I kind of like how we've done it though - we've got partial open-plan as the walls have been knocked through into archways - so we've got the free flowing, but still have quite clear zones to the house.

Check you're still going to have enough walls to put radiators on though! We had to relocate two from the wall we had taken out and that was a bloody pain!

SC27 Fri 22-Jan-16 15:25:32

We bought our house with a separate kitchen and lounge. However once we lived in the house a while it soon became apparent that kitchen was too small and the dining room not big enough for a family of 5. So we took down the partition wall between the two. Best thing we ever did. I love my new kitchen/diner now with two long runs of units and work surfaces with enough space to fit 5 dinner plates when serving food up rather than have to balance plates on the microwave etc. As the kids got to school age it meant they could sit at the table doing their homework while I was on hand to help them and oversee them while I was cooking dinner. Helps the other half is a kitchen fitters so I didn't have that expense but it's one of the reasons I won't move because zI love my kitchen so much.

W33XXX Tue 29-Mar-16 14:57:17

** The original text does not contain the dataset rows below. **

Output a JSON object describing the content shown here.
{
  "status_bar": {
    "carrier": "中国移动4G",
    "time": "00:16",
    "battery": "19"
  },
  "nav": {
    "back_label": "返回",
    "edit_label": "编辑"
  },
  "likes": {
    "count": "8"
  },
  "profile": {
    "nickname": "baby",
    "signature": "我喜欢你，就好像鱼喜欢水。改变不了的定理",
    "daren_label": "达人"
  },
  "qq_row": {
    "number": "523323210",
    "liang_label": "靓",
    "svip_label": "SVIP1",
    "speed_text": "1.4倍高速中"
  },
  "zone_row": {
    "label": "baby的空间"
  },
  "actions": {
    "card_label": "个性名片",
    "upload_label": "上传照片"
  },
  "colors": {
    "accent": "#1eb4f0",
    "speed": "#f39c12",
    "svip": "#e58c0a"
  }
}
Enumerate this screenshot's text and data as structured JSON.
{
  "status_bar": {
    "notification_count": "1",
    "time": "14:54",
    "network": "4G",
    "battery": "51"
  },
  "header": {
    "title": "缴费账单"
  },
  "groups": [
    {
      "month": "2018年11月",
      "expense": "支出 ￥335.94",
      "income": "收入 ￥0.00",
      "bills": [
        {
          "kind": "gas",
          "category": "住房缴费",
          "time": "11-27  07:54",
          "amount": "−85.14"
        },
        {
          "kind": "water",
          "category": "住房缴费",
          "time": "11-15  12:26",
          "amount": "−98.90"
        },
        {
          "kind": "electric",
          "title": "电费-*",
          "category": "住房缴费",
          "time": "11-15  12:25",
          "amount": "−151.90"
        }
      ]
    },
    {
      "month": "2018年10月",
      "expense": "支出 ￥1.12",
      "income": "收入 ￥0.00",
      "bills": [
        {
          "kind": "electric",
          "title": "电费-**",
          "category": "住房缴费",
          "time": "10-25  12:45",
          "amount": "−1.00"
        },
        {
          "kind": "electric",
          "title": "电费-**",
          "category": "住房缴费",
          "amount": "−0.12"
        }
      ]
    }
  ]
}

In our last house we knocked through the dining/kitchen to create a larger kitchen with breakfast bar whilst retaining an area for a dining table. The existing kitchen door we blocked up and created a downstairs WC - accessible from the hall. We also blocked up the existing kitchen door to give more wall space for units and put in nice french doors where the dining room window was.

I have also done alteration works for others (I am an Architect/Building Surveyor) on these kinds of houses where they block off the kitchen door and create a walk in storage space / office space / downstairs shower rooms complete with toilet.

Join the discussion

Join the discussion

Registering is free, easy, and means you can join in the discussion, get discounts, win prizes and lots more.

Register now